A person’s race may influence his or her level of physical fitness, according to the findings of a study of black and white adults who underwent treadmill stress tests.
The African American patients had a much lower exercise capacity than their white peers, study findings show. They were also more obese.
“These data suggest that a greater emphasis needs to be placed on reducing weight and increasing physical fitness, particularly for the prevention of cardiovascular and other diseases in the African-American population,” writes study author Dr. Carl J. Lavie, of the Ochsner Clinic Foundation in New Orleans, Louisiana, and his colleagues.
Levels of fitness are “one of the strongest predictors of cardiovascular disease,” Lavie told Reuters Health. Improving fitness levels, even among overweight or obese individuals, can help improve a person’s outlook, he said, adding that “exercise capacity is a stronger predictor of prognosis than cholesterol” among people with cardiovascular disease.
Lavie and his team investigated the effect of race on fitness levels in a study of 5,069 men and women - 4,428 white and 641 African American, 52 to 74 year olds - who were referred to a medical center for Exercise stress testing.
Altogether, white race was found to predict higher fitness levels, Lavie and his team report in the medical journal Chest.
The white men in the study were three years older, on average, than their African American counterparts, but performed better on the Exercise stress tests. The African American men were more obese and had higher body mass indexes - a measure of weight that takes height into consideration - than the white men.
Among women, physical fitness levels were similar between whites and blacks. Again, obesity was less common among white women than among African American women, who also tended to have higher body mass indexes, study findings indicate. White women were also older than the African American women in the study.
“Despite being older, Caucasian patients in our study had significantly higher exercise capacities and lower obesity levels than African Americans, suggesting that some races may be more susceptible to increases in weight and decreases in fitness levels,” Lavie said in a statement from the American College of Chest Physicians.
Obesity is “skyrocketing” across the country, Lavie told Reuters Health. While it is best to lower obesity levels - which may also help reduce the risk of heart disease, diabetes, high blood pressure and other conditions - simply increasing fitness levels in our overweight and obese society can “go a long way towards improving prognosis,” he said.

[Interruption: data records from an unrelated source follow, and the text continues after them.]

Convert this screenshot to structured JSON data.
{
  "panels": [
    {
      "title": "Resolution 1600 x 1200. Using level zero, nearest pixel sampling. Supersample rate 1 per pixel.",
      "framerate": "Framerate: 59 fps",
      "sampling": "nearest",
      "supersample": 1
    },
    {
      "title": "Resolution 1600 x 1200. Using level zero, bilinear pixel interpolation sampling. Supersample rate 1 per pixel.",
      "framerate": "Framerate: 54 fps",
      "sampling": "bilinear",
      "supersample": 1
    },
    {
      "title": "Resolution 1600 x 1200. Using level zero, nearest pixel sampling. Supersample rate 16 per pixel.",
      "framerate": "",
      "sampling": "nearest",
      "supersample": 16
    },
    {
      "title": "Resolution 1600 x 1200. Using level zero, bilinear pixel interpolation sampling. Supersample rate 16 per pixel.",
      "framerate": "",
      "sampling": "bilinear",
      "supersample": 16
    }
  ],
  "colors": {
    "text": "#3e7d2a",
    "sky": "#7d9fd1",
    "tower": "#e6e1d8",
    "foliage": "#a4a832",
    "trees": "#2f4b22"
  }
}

In a statement, Dr. Paul A. Kvale, President of the American College of Chest Physicians said that “although African American patients may be particularly at risk for obesity and lower exercise capacity, it is important for physicians to encourage all patients to maintain a healthy weight and lifestyle in order to avoid serious health complications in the future.”
SOURCE: Chest, December 2004.
Revision date: July 4, 2011
Last revised: by Andrew G. Epstein, M.D.